Fortunately, the industry was looking for something new. An old-fashioned bidding war erupted. After receiving three offers from major labels, a last-minute request came in from Jay-Z. “On that Friday, he knew nothing about me,” says Slim. “But he heard my stuff, over the weekend, and came back with the best offer.”
So, what exactly did they hear in that brief time to elicit such response? You can find the results on Tastemaker, Slim’s major label debut. The album reflects his love of classic hip-hop and rock, and features the work of some of today’s hottest producers (Wyclef Jean, Toby Gad and DJ Toomp, among others). “It’s an album of singles,” says Slim. “No album cuts. This is fun shit for the clubs — I work my stuff at a higher speed than traditional hip-hop.”

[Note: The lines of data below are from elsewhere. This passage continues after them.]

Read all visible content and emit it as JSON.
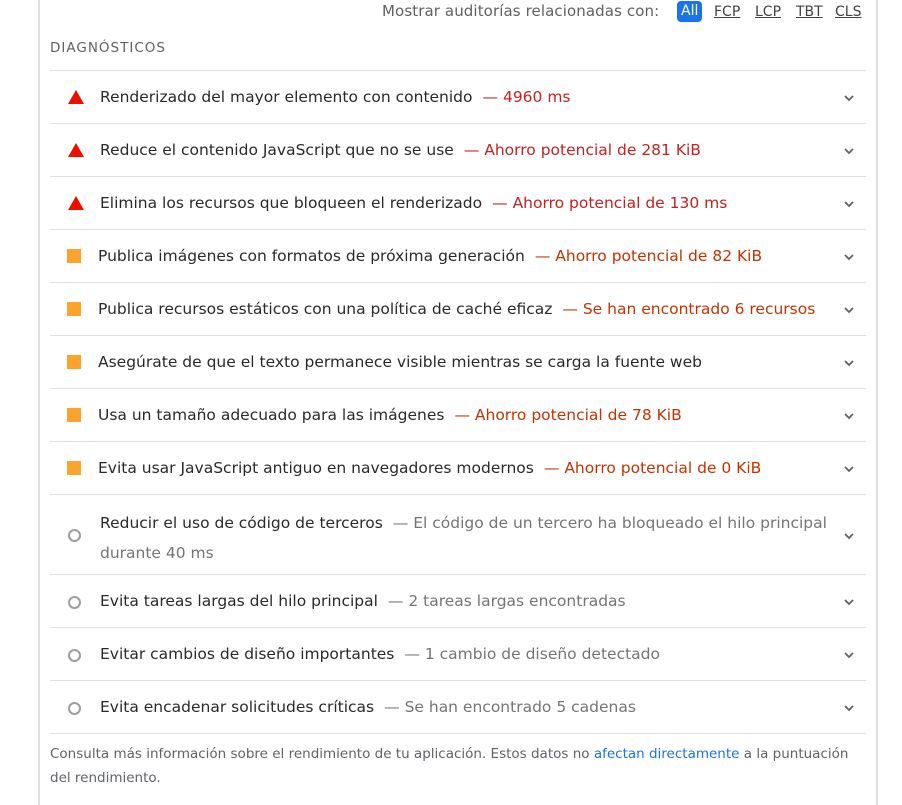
{
  "filter": {
    "label": "Mostrar auditorías relacionadas con:",
    "chips": [
      "All",
      "FCP",
      "LCP",
      "TBT",
      "CLS"
    ],
    "active": "All"
  },
  "section_title": "DIAGNÓSTICOS",
  "audits": [
    {
      "title": "Renderizado del mayor elemento con contenido",
      "separator": "—",
      "detail": "4960 ms",
      "status": "fail",
      "icon": "warning-triangle-icon"
    },
    {
      "title": "Reduce el contenido JavaScript que no se use",
      "separator": "—",
      "detail": "Ahorro potencial de 281 KiB",
      "status": "fail",
      "icon": "warning-triangle-icon"
    },
    {
      "title": "Elimina los recursos que bloqueen el renderizado",
      "separator": "—",
      "detail": "Ahorro potencial de 130 ms",
      "status": "fail",
      "icon": "warning-triangle-icon"
    },
    {
      "title": "Publica imágenes con formatos de próxima generación",
      "separator": "—",
      "detail": "Ahorro potencial de 82 KiB",
      "status": "average",
      "icon": "orange-square-icon"
    },
    {
      "title": "Publica recursos estáticos con una política de caché eficaz",
      "separator": "—",
      "detail": "Se han encontrado 6 recursos",
      "status": "average",
      "icon": "orange-square-icon"
    },
    {
      "title": "Asegúrate de que el texto permanece visible mientras se carga la fuente web",
      "separator": "",
      "detail": "",
      "status": "average",
      "icon": "orange-square-icon"
    },
    {
      "title": "Usa un tamaño adecuado para las imágenes",
      "separator": "—",
      "detail": "Ahorro potencial de 78 KiB",
      "status": "average",
      "icon": "orange-square-icon"
    },
    {
      "title": "Evita usar JavaScript antiguo en navegadores modernos",
      "separator": "—",
      "detail": "Ahorro potencial de 0 KiB",
      "status": "average",
      "icon": "orange-square-icon"
    },
    {
      "title": "Reducir el uso de código de terceros",
      "separator": "—",
      "detail": "El código de un tercero ha bloqueado el hilo principal durante 40 ms",
      "status": "informative",
      "icon": "info-circle-icon"
    },
    {
      "title": "Evita tareas largas del hilo principal",
      "separator": "—",
      "detail": "2 tareas largas encontradas",
      "status": "informative",
      "icon": "info-circle-icon"
    },
    {
      "title": "Evitar cambios de diseño importantes",
      "separator": "—",
      "detail": "1 cambio de diseño detectado",
      "status": "informative",
      "icon": "info-circle-icon"
    },
    {
      "title": "Evita encadenar solicitudes críticas",
      "separator": "—",
      "detail": "Se han encontrado 5 cadenas",
      "status": "informative",
      "icon": "info-circle-icon"
    }
  ],
  "footnote": {
    "before": "Consulta más información sobre el rendimiento de tu aplicación. Estos datos no ",
    "link": "afectan directamente",
    "after": " a la puntuación del rendimiento."
  },
  "colors": {
    "fail": "#eb0f00",
    "average": "#fca32b",
    "accent": "#1a73e8"
  }
}
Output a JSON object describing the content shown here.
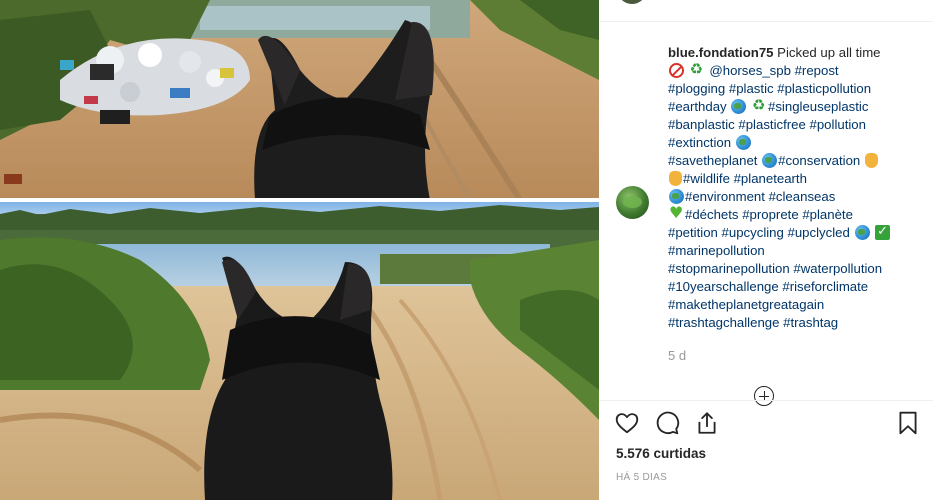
{
  "post": {
    "username": "blue.fondation75",
    "caption_intro": "Picked up all time",
    "lines": [
      [
        "@horses_spb",
        "#repost"
      ],
      [
        "#plogging",
        "#plastic",
        "#plasticpollution"
      ],
      [
        "#earthday",
        "#singleuseplastic"
      ],
      [
        "#banplastic",
        "#plasticfree",
        "#pollution"
      ],
      [
        "#extinction"
      ],
      [
        "#savetheplanet",
        "#conservation"
      ],
      [
        "#wildlife",
        "#planetearth"
      ],
      [
        "#environment",
        "#cleanseas"
      ],
      [
        "#déchets",
        "#proprete",
        "#planète"
      ],
      [
        "#petition",
        "#upcycling",
        "#upclycled"
      ],
      [
        "#marinepollution"
      ],
      [
        "#stopmarinepollution",
        "#waterpollution"
      ],
      [
        "#10yearschallenge",
        "#riseforclimate"
      ],
      [
        "#maketheplanetgreatagain"
      ],
      [
        "#trashtagchallenge",
        "#trashtag"
      ]
    ],
    "relative_time": "5 d",
    "likes": "5.576 curtidas",
    "date": "HÁ 5 DIAS"
  },
  "icons": {
    "like": "heart-icon",
    "comment": "comment-bubble-icon",
    "share": "share-upload-icon",
    "save": "bookmark-icon",
    "load_more": "plus-circle-icon"
  },
  "colors": {
    "text": "#262626",
    "hashtag": "#003569",
    "muted": "#999999",
    "divider": "#efefef"
  }
}
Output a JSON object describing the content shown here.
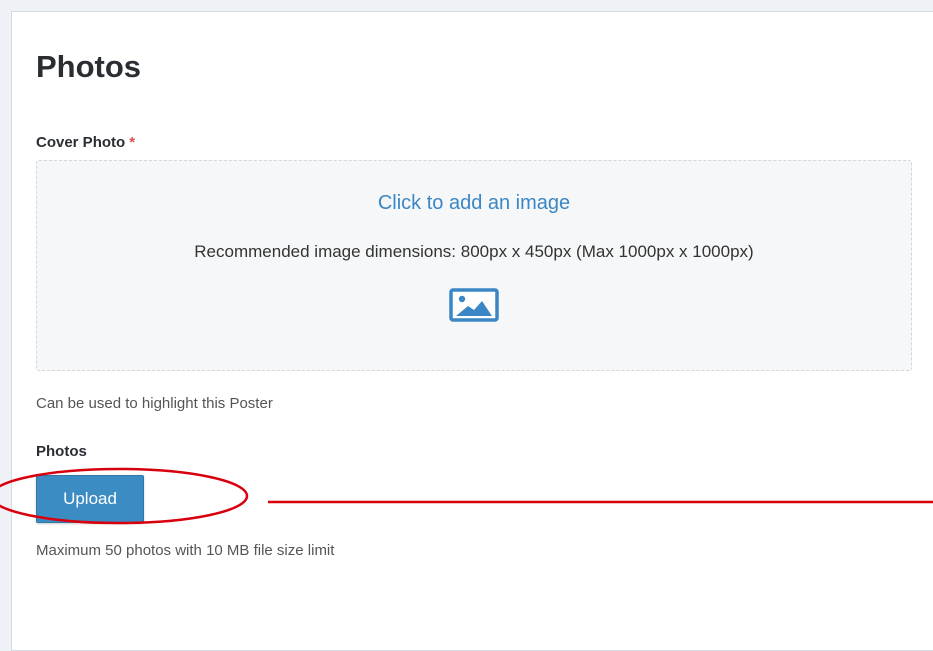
{
  "page": {
    "title": "Photos"
  },
  "cover_photo": {
    "label": "Cover Photo",
    "required_mark": "*",
    "dropzone_link": "Click to add an image",
    "dropzone_hint": "Recommended image dimensions: 800px x 450px (Max 1000px x 1000px)",
    "icon": "image-icon",
    "help_text": "Can be used to highlight this Poster"
  },
  "photos": {
    "label": "Photos",
    "upload_label": "Upload",
    "help_text": "Maximum 50 photos with 10 MB file size limit"
  },
  "colors": {
    "accent": "#3a8cc2",
    "link": "#3b86c4",
    "required": "#d9534f",
    "annotation": "#d9000d"
  }
}
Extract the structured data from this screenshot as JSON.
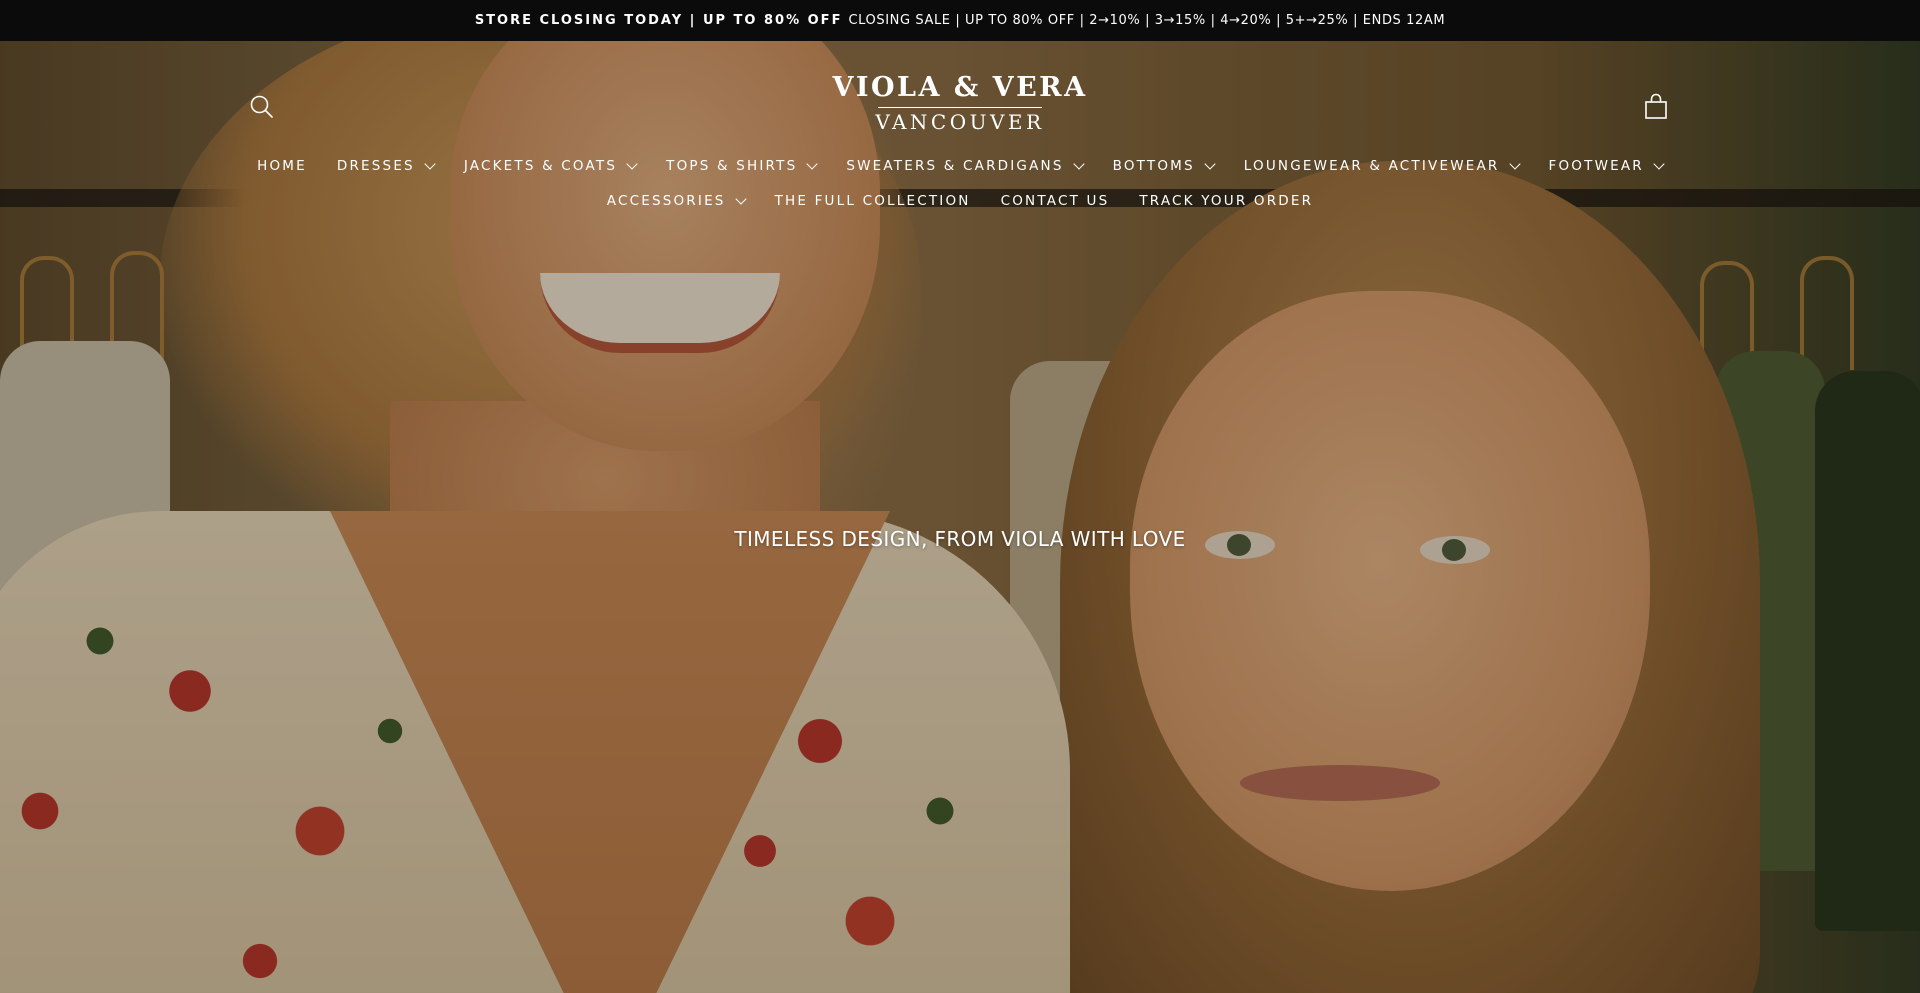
{
  "announcement": {
    "bold": "STORE CLOSING TODAY | UP TO 80% OFF",
    "text": "CLOSING SALE | UP TO 80% OFF | 2→10% | 3→15% | 4→20% | 5+→25% | ENDS 12AM"
  },
  "header": {
    "logo_main": "VIOLA & VERA",
    "logo_sub": "VANCOUVER",
    "search_icon": "search-icon",
    "cart_icon": "shopping-bag-icon"
  },
  "nav": {
    "row1": [
      {
        "label": "HOME",
        "dropdown": false
      },
      {
        "label": "DRESSES",
        "dropdown": true
      },
      {
        "label": "JACKETS & COATS",
        "dropdown": true
      },
      {
        "label": "TOPS & SHIRTS",
        "dropdown": true
      },
      {
        "label": "SWEATERS & CARDIGANS",
        "dropdown": true
      },
      {
        "label": "BOTTOMS",
        "dropdown": true
      },
      {
        "label": "LOUNGEWEAR & ACTIVEWEAR",
        "dropdown": true
      },
      {
        "label": "FOOTWEAR",
        "dropdown": true
      }
    ],
    "row2": [
      {
        "label": "ACCESSORIES",
        "dropdown": true
      },
      {
        "label": "THE FULL COLLECTION",
        "dropdown": false
      },
      {
        "label": "CONTACT US",
        "dropdown": false
      },
      {
        "label": "TRACK YOUR ORDER",
        "dropdown": false
      }
    ]
  },
  "hero": {
    "tagline": "TIMELESS DESIGN, FROM VIOLA WITH LOVE"
  },
  "colors": {
    "announcement_bg": "#0b0b0b",
    "text": "#ffffff"
  }
}
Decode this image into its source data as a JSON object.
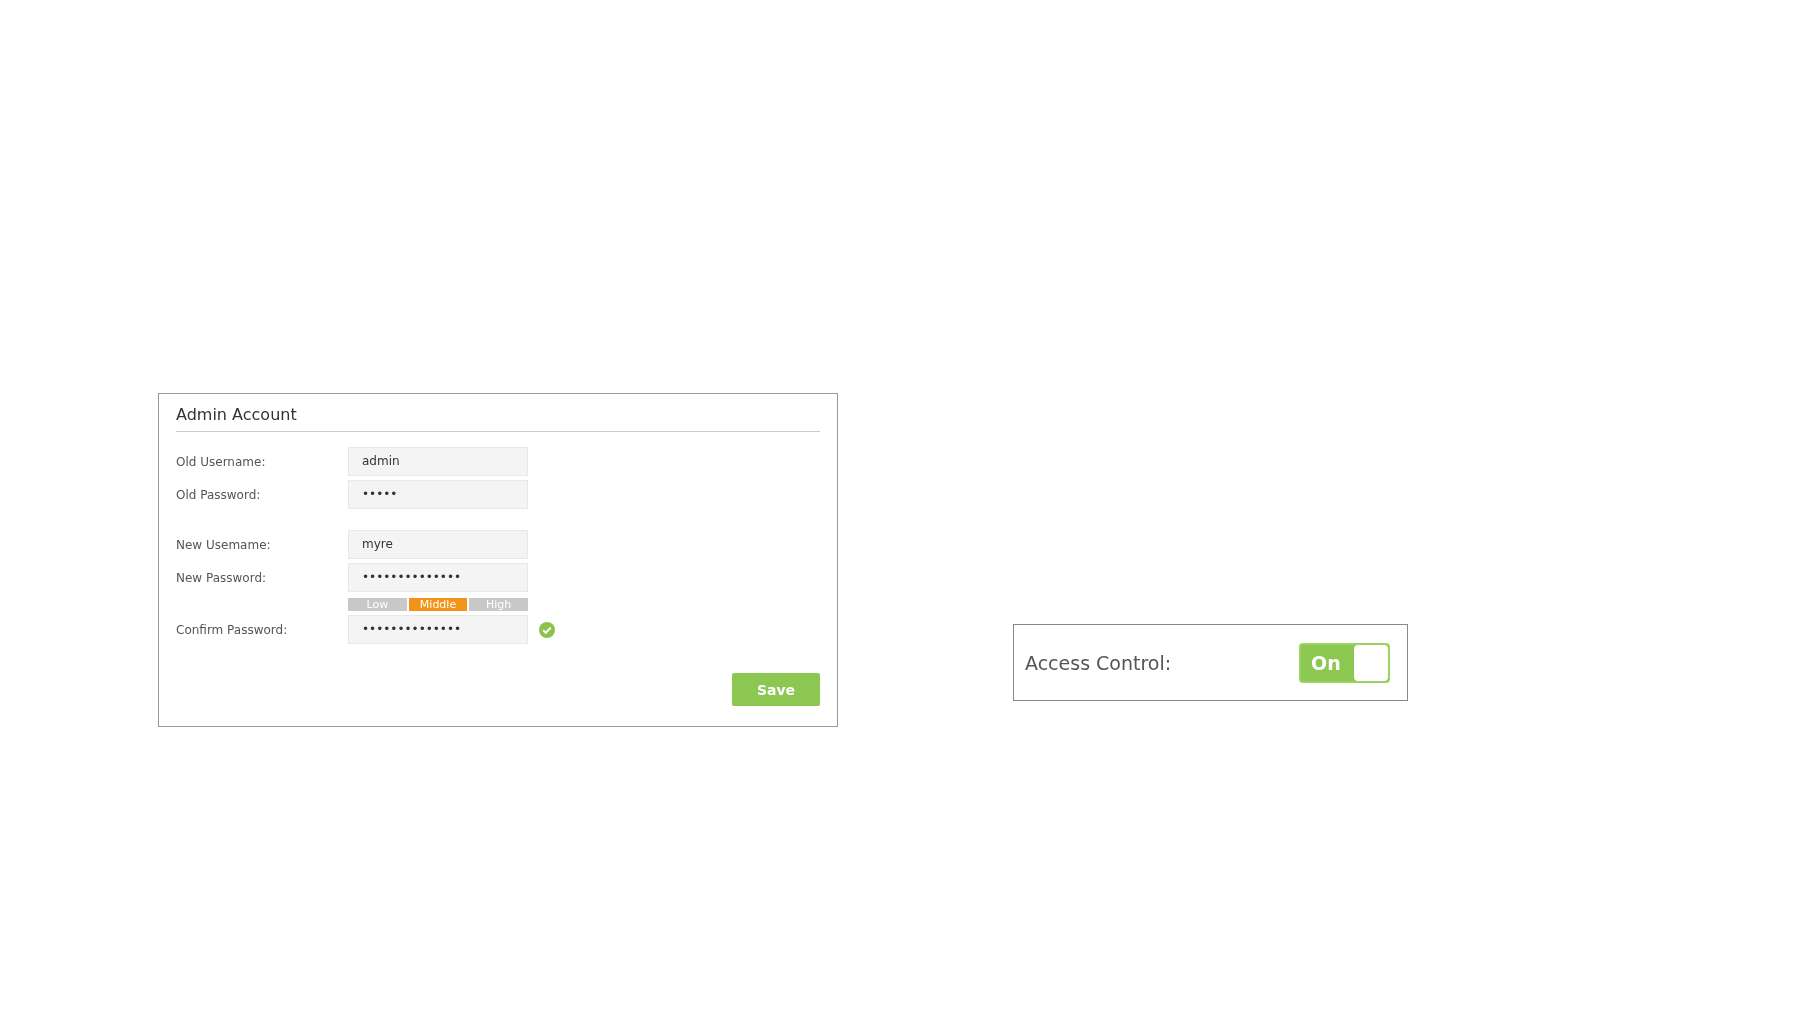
{
  "admin_account": {
    "title": "Admin Account",
    "field_groups": [
      [
        {
          "label": "Old Username:",
          "value": "admin"
        },
        {
          "label": "Old Password:",
          "value": "•••••"
        }
      ],
      [
        {
          "label": "New Usemame:",
          "value": "myre"
        },
        {
          "label": "New Password:",
          "value": "••••••••••••••",
          "strength": [
            {
              "label": "Low",
              "selected": false
            },
            {
              "label": "Middle",
              "selected": true
            },
            {
              "label": "High",
              "selected": false
            }
          ]
        },
        {
          "label": "Confirm Password:",
          "value": "••••••••••••••",
          "match": true
        }
      ]
    ],
    "save_button": "Save"
  },
  "access_control": {
    "label": "Access Control:",
    "toggle": {
      "label": "On",
      "on": true
    }
  }
}
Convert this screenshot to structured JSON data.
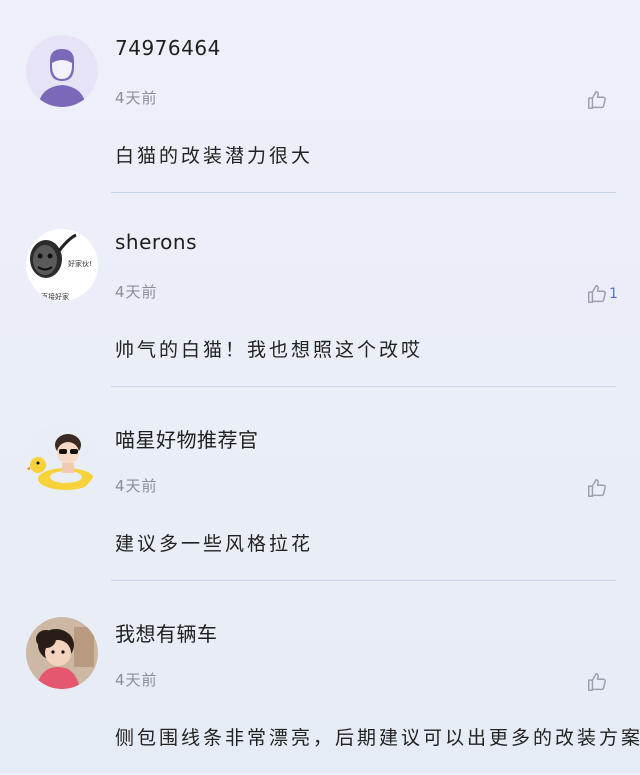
{
  "comments": [
    {
      "username": "74976464",
      "time": "4天前",
      "text": "白猫的改装潜力很大",
      "likes": "",
      "avatar_icon": "default-user-silhouette"
    },
    {
      "username": "sherons",
      "time": "4天前",
      "text": "帅气的白猫！我也想照这个改哎",
      "likes": "1",
      "avatar_icon": "meme-face",
      "avatar_caption_top": "好家伙!",
      "avatar_caption_bottom": "妈直接好家"
    },
    {
      "username": "喵星好物推荐官",
      "time": "4天前",
      "text": "建议多一些风格拉花",
      "likes": "",
      "avatar_icon": "child-with-duck-float"
    },
    {
      "username": "我想有辆车",
      "time": "4天前",
      "text": "侧包围线条非常漂亮，后期建议可以出更多的改装方案",
      "likes": "",
      "avatar_icon": "little-girl-photo"
    }
  ],
  "colors": {
    "like_icon": "#9aa0ad",
    "accent": "#5a73c8",
    "divider": "#c9d3e6"
  }
}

One song you may already know is “Girls Kiss Girls.” It’s the one that caught Jay-Z’s ears – and it’s hard not to hear why, given the song’s relatively simple but brilliant concept, its infectious electro-pop beat and, well, Slim himself, who turns what could be something crass into something funny, sexy and, for lack of better description, “I-can’t-get-this-chorus-out-of-my-head.” [The video, featuring Penthouse cover model Krista Anye, is sort of eye-catching, too.]
“That song is the culmination of my years of rapping…and watching Internet porn,” he says (jokingly?). “Look, I could date a girl who lives in Soho, a Suicide Girl, or an Eryka Badu coffeeshop type. I’m not a douche bag. I just had this great idea for a song, that’s all, and I knew where I wanted it to go.”
So, in the end, who is Pittsburgh Slim? There’s no real comparison, but the rapper offers up one thought. “I think my shit will hit across the board,” he says. “There’s very few artists out with that appeal, but I think I can accomplish that, too.”